Bathroom in a Box
Crafting a modern master suite for a century old home
SHARING A SINGLE BATHROOM among many people is a common hardship in older homes. The list of inconveniences runs long: smears of toothpaste from eager toddlers, meager medicine-cabinet space, sparse hot water for those last in the shower. Add houseguests to the mix and it’s a sure recipe for family drama. “When we bought our house, it was just the two of us, and adding a bath wasn’t even on our radar,” says Laura Steur-Alvarez of the Northwest Portland home she and her husband, Jason Alvarez, purchased in 2000. But the arrival of their son Coleman, now 8, and an influx of visitors prompted the couple to yearn for a master suite. “We often joked about putting a shower sign-up sheet on the bathroom door,” Steur-Alvarez recalls. “We needed more than one bathroom.”
When they bought it, their century-old Craftsman was in a state of disrepair, with peeling wallpaper and old wiring. The couple carefully undertook intensive renovations, focusing on preserving the home’s original aesthetics. But their tastes tend toward modern minimalist, and they wanted their new master suite to showcase their personal style. “We like the old with the new, the contrast between the two,” Alvarez says.
So they hired Portland-based architect Paul McKean to tackle the project. An understated architect who favors clean lines, straightforward solutions, and a commitment to one material rather than a lot of architectural clutter, McKean is known for his attention to his clients’ needs. In this case, the homeowners wanted a modern bath but also wanted to be respectful of the home’s original architectural vintage. McKean’s solution was an ingenious modernist fantasy. He imagined a cube—a six-foot-by-eight-foot walnut box—suspended in the house without touching the walls. To make this vision a reality, McKean appropriated a room next to the master bedroom—and with the demolition of one dividing wall, a master suite was born.

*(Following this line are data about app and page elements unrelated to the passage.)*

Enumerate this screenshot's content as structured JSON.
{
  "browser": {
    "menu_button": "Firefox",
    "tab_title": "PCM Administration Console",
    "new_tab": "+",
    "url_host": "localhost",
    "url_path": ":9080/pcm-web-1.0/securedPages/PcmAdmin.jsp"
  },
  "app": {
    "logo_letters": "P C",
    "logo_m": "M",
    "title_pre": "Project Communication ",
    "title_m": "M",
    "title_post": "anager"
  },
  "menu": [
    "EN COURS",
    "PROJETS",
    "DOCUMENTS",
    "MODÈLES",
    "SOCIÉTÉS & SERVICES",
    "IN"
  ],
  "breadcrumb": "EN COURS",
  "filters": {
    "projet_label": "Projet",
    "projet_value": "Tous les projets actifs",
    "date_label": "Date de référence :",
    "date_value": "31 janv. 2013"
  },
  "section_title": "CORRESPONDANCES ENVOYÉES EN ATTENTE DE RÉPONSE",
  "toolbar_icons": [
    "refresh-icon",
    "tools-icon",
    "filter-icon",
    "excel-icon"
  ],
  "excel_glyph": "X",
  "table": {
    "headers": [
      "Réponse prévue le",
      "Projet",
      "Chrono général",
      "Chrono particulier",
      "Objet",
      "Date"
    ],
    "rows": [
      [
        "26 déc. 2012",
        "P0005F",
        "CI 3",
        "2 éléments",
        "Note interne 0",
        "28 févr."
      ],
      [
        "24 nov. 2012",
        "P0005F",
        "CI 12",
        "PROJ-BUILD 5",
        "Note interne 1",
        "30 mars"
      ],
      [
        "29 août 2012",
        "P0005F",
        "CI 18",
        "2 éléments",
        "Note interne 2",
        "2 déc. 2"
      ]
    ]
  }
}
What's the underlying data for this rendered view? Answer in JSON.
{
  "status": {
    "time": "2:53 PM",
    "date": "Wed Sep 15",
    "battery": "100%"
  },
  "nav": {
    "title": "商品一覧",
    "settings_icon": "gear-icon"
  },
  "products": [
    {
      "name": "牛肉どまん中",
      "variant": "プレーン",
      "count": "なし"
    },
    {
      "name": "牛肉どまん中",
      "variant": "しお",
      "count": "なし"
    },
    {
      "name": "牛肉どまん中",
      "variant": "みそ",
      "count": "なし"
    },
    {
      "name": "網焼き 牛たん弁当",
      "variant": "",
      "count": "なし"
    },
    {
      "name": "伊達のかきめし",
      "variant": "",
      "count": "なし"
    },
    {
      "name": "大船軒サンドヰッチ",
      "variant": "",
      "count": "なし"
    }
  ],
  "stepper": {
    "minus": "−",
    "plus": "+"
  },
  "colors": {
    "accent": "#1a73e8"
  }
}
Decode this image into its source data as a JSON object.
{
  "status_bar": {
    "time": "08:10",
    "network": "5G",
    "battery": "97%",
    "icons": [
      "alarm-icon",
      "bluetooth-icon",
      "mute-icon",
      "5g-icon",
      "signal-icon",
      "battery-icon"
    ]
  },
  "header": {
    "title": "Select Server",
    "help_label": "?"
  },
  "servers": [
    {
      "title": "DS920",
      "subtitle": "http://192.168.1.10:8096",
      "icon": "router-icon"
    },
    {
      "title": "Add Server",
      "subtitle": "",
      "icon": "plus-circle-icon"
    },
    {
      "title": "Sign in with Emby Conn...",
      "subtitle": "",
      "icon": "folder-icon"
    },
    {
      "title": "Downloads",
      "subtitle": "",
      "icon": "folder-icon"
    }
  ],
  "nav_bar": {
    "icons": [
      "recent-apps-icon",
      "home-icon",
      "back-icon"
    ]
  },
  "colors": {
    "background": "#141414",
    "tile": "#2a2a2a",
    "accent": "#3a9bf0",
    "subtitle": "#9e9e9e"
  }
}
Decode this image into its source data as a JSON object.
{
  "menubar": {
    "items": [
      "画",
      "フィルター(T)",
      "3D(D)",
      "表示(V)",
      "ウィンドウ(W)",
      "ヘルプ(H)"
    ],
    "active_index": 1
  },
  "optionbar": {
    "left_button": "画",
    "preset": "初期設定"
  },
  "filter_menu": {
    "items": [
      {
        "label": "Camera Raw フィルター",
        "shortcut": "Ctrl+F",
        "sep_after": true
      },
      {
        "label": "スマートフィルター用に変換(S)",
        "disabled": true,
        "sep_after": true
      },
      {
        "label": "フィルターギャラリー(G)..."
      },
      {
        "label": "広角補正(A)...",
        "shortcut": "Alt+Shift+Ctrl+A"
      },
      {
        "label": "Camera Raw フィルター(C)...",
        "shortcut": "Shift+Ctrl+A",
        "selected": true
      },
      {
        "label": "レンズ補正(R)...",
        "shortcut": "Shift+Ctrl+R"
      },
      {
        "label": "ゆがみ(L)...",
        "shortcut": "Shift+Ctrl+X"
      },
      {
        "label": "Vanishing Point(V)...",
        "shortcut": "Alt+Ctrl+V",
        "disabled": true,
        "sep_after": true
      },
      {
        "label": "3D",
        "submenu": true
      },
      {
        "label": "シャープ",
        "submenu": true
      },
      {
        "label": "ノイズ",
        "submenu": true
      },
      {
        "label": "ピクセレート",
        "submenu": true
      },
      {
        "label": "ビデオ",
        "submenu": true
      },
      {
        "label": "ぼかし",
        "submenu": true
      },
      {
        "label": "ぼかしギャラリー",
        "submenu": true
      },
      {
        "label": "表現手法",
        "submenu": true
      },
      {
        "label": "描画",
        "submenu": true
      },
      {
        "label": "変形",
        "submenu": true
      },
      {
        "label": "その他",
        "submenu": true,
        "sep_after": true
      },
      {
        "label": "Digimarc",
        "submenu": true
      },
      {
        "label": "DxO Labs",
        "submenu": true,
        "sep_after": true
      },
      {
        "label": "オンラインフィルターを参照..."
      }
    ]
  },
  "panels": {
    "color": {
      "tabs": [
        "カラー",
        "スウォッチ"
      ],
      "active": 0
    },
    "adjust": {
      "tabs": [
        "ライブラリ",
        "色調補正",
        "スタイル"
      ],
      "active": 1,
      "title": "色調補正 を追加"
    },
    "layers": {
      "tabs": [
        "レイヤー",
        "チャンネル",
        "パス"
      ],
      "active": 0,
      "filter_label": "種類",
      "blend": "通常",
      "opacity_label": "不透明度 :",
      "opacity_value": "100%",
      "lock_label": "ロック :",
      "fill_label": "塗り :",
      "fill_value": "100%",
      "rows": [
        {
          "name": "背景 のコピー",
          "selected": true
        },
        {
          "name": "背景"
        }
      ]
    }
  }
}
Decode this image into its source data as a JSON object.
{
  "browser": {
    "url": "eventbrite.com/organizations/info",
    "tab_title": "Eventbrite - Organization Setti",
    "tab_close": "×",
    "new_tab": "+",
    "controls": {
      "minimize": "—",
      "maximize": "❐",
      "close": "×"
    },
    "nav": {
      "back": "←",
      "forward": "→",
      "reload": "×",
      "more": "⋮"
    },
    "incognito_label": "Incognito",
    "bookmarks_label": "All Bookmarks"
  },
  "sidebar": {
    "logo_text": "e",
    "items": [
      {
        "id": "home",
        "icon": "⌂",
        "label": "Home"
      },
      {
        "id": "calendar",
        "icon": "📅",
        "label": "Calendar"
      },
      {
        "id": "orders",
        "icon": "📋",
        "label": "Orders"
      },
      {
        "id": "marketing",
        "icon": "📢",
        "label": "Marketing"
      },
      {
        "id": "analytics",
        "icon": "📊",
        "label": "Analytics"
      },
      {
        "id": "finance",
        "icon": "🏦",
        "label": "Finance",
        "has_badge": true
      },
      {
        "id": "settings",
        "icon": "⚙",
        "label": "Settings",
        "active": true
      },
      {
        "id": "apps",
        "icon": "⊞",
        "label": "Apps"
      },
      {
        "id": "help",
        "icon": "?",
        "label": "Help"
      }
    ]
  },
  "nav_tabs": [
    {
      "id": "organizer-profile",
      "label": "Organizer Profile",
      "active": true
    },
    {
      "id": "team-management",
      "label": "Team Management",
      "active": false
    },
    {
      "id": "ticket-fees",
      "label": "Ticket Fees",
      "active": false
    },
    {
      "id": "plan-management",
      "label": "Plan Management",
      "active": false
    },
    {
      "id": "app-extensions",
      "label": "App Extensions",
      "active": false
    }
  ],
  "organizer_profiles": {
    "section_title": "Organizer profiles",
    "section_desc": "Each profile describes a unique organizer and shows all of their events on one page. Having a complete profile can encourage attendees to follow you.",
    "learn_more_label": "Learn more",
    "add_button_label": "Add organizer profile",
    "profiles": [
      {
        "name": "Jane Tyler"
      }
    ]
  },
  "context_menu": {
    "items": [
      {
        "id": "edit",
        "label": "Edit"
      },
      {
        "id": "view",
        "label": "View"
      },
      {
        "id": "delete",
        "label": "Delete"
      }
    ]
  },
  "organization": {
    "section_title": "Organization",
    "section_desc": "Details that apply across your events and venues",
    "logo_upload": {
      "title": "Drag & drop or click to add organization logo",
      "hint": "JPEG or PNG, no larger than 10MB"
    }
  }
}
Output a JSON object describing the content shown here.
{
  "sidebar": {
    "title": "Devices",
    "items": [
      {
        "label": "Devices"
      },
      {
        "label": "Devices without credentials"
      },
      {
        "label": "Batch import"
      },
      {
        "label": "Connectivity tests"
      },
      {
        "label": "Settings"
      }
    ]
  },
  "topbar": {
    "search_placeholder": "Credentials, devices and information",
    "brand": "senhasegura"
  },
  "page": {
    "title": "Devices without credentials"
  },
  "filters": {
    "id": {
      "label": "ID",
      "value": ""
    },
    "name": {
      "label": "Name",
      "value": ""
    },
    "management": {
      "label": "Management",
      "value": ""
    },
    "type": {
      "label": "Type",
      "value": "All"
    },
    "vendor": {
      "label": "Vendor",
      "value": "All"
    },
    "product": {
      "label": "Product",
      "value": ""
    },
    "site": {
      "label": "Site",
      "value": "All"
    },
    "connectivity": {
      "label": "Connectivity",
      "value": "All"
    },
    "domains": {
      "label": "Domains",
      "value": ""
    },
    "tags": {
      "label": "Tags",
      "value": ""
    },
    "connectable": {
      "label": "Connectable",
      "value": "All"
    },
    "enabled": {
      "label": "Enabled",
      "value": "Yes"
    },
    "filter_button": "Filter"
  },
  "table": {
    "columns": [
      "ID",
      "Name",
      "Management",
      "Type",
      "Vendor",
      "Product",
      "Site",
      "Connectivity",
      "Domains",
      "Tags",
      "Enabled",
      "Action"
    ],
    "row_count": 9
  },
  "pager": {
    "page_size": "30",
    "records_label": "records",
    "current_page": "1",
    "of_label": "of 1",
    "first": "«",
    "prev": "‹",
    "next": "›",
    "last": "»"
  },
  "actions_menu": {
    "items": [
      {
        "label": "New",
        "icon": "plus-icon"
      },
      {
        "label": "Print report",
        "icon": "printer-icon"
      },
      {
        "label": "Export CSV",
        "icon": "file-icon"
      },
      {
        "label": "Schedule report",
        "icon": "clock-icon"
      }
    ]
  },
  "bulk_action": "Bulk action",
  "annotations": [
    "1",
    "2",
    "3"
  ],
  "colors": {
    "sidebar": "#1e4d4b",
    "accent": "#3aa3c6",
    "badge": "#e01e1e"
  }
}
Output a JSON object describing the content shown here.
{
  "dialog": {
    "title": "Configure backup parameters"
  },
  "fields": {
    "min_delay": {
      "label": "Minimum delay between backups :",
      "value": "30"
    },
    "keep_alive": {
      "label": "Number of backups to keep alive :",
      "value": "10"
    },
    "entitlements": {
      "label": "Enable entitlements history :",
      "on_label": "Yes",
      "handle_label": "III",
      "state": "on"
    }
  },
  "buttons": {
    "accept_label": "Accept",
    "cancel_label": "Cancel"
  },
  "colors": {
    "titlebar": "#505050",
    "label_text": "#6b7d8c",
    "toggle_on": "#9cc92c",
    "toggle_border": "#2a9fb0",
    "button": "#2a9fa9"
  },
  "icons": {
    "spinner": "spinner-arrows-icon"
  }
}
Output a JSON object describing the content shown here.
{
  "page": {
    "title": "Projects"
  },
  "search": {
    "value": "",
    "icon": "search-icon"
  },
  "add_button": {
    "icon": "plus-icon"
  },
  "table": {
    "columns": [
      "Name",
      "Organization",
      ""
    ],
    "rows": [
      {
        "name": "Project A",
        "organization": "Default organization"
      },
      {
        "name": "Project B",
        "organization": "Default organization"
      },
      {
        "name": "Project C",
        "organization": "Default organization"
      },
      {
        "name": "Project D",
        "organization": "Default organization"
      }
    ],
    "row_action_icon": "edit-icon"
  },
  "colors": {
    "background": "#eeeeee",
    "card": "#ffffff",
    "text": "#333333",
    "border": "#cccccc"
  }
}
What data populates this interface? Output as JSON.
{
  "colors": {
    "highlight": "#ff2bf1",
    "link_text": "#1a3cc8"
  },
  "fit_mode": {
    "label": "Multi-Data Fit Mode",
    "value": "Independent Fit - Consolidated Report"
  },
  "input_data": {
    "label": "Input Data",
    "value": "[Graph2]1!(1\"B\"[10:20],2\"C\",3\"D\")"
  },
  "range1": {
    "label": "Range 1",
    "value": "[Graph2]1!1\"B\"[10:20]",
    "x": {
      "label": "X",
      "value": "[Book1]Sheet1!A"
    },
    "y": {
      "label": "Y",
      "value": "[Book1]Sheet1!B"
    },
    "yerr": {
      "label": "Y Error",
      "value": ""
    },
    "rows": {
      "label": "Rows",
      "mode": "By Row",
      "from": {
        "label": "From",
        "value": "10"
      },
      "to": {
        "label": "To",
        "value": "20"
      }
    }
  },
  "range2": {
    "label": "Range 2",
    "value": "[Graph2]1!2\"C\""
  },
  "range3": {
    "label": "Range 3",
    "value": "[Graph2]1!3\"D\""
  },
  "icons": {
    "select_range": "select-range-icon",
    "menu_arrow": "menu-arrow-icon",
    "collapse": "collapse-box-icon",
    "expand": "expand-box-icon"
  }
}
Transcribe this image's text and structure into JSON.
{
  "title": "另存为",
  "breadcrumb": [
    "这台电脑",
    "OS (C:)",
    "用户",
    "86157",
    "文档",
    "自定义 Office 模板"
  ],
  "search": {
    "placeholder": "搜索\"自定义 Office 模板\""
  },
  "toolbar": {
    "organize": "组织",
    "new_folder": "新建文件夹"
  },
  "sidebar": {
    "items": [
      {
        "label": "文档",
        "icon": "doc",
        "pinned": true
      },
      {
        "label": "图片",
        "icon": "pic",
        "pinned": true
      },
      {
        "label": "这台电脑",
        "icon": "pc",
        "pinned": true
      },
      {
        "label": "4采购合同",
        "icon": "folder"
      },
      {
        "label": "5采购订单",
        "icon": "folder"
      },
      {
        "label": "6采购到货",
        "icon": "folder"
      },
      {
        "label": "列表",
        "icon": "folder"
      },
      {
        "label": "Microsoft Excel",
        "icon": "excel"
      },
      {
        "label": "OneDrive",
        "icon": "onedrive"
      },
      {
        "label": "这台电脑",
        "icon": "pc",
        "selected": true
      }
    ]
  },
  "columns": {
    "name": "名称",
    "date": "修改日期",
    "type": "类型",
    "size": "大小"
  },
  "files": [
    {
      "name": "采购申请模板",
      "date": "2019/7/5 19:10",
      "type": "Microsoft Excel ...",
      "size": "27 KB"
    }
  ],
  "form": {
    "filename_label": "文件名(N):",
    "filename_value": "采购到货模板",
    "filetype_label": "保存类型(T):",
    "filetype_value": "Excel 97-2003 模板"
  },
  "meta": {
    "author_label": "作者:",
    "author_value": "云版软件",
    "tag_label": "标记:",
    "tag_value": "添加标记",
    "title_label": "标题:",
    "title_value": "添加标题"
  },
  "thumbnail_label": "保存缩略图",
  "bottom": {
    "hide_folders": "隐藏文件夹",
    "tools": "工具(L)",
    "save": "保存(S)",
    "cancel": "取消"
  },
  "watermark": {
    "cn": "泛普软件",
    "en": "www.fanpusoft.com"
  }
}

McKean’s cube is a dramatic centerpiece for the home, and it took a lot of work to get it right. Unlike ornate cabinets, where crooked edges or gaping seams can be covered with a piece of trim, the straight lines of the cube—made of stained walnut veneer on top of a plywood base—had to be perfect. The general contractor, Jason Peck of Arts and Craftsmen, custom-made it and the other cabinetry in the space. “He referred to the cube as his ‘mistress,’” McKean chuckles, “because he was spending so much time with it.”
Anchored within the cube are a glass-walled shower on one side and a closet for Steur-Alvarez on the other. The rest of the bathroom sits elegantly around the walnut walls. Everything is white—the fixtures, the ceramic floor and wall tiles, even the paint—and the dark walnut tones pop dramatically against this clean palette, which interior designer Jennifer Fowler (Jennifer Fowler Interiors, 7135 SE Thorburn St, 503-804-5270) helped to create. A cantilevered sink holding two basins extends effortlessly from a wall. The toilet is tucked into what used to be a closet, separated from the room by a sheer white curtain on a recessed aluminum track. Nothing is crowded, and the space feels expansive. “We wanted to make sure there was enough space around everything to keep it feeling open,” Alvarez says.
Despite the space’s modern aesthetic, a strong sense of traditional design remains throughout. The moldings match those in the rest of the house, and the pocket doors on either side of the cube are styled conservatively. Even the curved sconces over the sink are a nod to the past. The original windows and radiator were preserved, and the fir floor in the closet was rescued from the old bedroom.
The result is a happy marriage of old and new—and some breathing room for the family and their guests. “The bathroom we came from was so modest,” Steur-Alvarez says. “When I look at our master suite, I think, ‘What more could a girl want?’”